Leon County Schools, FAMU offer help to underperforming students

New education plan identifies and helps struggling students
Posted at 6:54 PM, Dec 10, 2020
and last updated 2020-12-10 19:05:43-05

TALLAHASSEE, Fla. (WTXL) — Under Florida Gov. Ron DeSantis' latest education-related executive order, schools are now being asked to step in when students' grades start to slip.

The School Intervention Plan will identify and help students who are struggling, especially students who are doing worse in school during the pandemic.

"So a student that may have been an 'A' student who suddenly is a 'C' or 'D' student, that's not making adequate progress for that student," said Leon County Schools Director of Elementary Schools Sue Kraul. "We're really trying to focus on individual students and how they're performing based on their potential."

Kraul says future parents will receive a written letter inviting the student to return to brick and mortar schools for in-person learning, but the decision is ultimately up to the parents.

Before it gets to that point, Leon County Schools is offering more tutoring, including virtual options.

There is also a team focused on identifying how to help each student. Kraul said they're also addressing other factors.

"We have increased our mental health services. We're doing trainings not only for school-based but parents as well," said Kraul.

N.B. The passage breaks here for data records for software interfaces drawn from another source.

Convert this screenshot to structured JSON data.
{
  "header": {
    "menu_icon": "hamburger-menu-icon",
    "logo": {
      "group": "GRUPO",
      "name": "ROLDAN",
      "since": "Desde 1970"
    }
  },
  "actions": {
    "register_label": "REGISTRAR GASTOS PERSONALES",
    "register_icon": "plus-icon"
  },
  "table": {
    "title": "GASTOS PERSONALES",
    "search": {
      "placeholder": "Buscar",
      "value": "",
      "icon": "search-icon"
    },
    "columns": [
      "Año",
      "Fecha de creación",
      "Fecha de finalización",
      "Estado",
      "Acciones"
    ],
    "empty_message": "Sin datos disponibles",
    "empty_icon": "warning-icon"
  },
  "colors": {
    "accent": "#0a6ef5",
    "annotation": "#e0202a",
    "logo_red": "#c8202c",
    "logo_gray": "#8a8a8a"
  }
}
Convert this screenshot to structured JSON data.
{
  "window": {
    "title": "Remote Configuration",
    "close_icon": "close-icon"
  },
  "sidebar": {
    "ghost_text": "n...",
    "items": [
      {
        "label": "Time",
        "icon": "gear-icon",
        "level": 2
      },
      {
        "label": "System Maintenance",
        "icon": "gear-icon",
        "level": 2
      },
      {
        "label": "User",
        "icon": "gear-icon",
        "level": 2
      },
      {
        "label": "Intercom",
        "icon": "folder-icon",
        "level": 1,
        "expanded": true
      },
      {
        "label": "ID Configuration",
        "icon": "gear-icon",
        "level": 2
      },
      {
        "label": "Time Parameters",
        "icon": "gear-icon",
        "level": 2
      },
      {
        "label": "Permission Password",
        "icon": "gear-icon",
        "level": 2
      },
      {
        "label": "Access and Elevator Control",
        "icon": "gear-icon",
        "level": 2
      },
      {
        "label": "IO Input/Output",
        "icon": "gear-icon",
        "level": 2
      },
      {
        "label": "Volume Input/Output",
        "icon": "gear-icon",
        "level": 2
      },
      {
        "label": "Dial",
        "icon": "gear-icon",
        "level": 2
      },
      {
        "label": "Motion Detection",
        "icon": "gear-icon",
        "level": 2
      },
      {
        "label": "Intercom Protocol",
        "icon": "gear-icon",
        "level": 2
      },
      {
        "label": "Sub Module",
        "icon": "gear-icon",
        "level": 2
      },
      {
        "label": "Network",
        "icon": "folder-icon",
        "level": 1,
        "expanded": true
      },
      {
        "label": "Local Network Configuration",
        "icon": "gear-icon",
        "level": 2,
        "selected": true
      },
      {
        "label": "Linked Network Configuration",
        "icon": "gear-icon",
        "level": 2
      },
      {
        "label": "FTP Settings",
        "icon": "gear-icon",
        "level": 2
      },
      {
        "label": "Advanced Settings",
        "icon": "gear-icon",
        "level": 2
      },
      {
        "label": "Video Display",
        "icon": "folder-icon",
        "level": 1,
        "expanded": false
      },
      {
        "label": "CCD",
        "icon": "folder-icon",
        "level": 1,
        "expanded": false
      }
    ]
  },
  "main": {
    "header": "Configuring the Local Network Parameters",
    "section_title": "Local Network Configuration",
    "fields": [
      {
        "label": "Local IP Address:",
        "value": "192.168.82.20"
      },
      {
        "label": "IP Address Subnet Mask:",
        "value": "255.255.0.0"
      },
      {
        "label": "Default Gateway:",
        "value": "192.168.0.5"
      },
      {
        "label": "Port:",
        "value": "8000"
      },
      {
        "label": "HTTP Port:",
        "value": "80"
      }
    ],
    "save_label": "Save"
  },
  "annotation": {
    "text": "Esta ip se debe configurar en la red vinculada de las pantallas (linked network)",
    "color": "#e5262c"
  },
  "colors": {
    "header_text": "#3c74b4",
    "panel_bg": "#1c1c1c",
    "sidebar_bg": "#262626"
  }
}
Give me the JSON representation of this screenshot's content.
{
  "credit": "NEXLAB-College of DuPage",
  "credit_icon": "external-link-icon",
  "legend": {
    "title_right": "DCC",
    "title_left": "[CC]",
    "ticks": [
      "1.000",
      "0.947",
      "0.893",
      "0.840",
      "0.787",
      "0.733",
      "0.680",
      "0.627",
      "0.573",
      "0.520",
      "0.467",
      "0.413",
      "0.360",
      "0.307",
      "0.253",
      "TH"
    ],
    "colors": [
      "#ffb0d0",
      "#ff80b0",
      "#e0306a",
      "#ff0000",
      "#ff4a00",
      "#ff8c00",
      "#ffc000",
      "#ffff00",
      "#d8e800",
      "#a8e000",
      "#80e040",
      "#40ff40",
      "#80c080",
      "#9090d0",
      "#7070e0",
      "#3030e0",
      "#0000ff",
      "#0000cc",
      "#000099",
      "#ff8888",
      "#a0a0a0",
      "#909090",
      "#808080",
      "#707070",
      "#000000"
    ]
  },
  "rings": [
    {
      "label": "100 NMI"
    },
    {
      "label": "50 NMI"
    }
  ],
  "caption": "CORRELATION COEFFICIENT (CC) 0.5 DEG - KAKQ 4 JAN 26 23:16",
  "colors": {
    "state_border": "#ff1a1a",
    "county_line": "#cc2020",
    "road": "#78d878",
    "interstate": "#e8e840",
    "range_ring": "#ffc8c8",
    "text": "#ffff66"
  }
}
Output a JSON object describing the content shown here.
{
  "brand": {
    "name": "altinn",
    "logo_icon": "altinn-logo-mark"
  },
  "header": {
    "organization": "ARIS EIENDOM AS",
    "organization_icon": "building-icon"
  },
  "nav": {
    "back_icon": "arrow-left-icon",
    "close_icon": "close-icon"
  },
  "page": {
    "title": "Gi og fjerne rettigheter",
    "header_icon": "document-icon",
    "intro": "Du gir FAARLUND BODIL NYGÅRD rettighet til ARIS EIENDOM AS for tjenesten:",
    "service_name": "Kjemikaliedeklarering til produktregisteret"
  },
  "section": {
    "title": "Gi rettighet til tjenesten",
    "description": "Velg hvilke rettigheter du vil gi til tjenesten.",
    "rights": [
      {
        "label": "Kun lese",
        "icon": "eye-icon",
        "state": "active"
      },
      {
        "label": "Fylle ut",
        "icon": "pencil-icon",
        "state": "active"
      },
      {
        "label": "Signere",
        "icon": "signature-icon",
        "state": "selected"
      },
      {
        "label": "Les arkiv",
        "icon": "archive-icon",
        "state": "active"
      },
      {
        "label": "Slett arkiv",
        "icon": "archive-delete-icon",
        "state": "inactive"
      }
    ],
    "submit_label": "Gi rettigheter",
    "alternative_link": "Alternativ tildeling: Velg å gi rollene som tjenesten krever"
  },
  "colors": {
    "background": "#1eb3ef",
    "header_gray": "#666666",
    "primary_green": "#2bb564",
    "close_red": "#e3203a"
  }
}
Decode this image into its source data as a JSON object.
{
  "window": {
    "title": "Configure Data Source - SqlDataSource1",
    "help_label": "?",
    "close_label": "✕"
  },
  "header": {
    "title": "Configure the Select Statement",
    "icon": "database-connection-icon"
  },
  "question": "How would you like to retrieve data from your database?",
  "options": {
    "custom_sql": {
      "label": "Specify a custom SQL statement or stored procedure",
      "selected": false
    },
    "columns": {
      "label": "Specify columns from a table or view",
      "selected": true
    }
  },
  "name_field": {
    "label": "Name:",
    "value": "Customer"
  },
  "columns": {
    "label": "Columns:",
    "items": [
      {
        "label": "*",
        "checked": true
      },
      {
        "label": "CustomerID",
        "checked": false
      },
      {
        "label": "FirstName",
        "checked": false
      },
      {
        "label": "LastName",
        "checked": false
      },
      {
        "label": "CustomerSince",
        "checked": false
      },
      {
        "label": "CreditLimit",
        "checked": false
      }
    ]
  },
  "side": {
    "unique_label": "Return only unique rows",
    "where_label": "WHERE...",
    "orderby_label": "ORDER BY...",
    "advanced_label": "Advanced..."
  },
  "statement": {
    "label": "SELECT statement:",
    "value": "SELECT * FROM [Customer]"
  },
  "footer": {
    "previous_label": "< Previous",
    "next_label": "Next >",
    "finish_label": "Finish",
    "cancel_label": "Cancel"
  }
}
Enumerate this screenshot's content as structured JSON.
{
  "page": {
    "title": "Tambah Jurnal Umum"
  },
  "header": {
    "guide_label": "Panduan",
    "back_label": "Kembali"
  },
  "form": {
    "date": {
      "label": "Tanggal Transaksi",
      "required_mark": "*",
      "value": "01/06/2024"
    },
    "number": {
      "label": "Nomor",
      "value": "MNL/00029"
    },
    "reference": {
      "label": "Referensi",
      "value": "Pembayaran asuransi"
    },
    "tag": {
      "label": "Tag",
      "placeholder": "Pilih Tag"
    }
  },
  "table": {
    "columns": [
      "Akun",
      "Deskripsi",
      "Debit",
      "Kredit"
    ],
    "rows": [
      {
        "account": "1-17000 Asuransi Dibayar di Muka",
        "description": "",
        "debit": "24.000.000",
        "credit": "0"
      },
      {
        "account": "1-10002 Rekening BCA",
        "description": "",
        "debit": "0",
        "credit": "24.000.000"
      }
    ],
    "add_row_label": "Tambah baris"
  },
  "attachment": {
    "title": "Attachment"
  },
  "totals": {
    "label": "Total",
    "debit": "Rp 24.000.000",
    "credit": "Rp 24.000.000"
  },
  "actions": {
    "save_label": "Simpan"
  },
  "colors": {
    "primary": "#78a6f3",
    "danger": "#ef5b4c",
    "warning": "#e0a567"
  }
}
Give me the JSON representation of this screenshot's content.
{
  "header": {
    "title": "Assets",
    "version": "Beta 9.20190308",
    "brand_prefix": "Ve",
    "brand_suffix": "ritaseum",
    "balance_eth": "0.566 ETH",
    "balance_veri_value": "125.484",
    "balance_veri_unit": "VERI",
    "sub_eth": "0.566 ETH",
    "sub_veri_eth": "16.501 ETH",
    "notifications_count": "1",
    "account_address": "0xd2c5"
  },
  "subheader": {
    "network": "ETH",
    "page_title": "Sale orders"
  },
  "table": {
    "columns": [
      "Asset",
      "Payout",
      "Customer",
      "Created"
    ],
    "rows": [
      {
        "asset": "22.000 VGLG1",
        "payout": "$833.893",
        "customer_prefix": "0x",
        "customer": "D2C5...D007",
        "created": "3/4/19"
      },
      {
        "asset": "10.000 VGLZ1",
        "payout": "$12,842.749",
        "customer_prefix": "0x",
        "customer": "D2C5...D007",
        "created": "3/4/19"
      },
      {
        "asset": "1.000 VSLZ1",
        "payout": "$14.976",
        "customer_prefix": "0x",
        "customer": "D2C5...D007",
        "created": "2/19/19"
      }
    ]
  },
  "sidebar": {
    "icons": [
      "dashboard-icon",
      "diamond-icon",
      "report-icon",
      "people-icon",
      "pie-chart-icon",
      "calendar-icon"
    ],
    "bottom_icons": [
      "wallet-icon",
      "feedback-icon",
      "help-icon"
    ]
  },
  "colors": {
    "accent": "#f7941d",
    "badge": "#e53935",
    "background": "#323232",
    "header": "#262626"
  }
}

The Florida A&M University College of Education is also stepping up, with a newly formed partnership with LCS that allows students who need extra help to get it directly from FAMU students.

"They're the students slipping through the cracks. At this point, we have at FAMU done some mitigating," said FAMU College of Education professor Rebecca Blankenship. "With our English language learning students through virtual tutoring that our students do with them.

Professor Blankenship said students living in low-income communities and those who are learning English as a second language are struggling the most.

"These are the creative solution we're working on to make sure all of our students, no matter their socio-economic status, their linguistic status, residential, are meeting the needs of as many children as we can at this time," said Blankenship.

Leon County Schools will have to submit its Student Intervention Plan to the Department of Health by Dec. 15.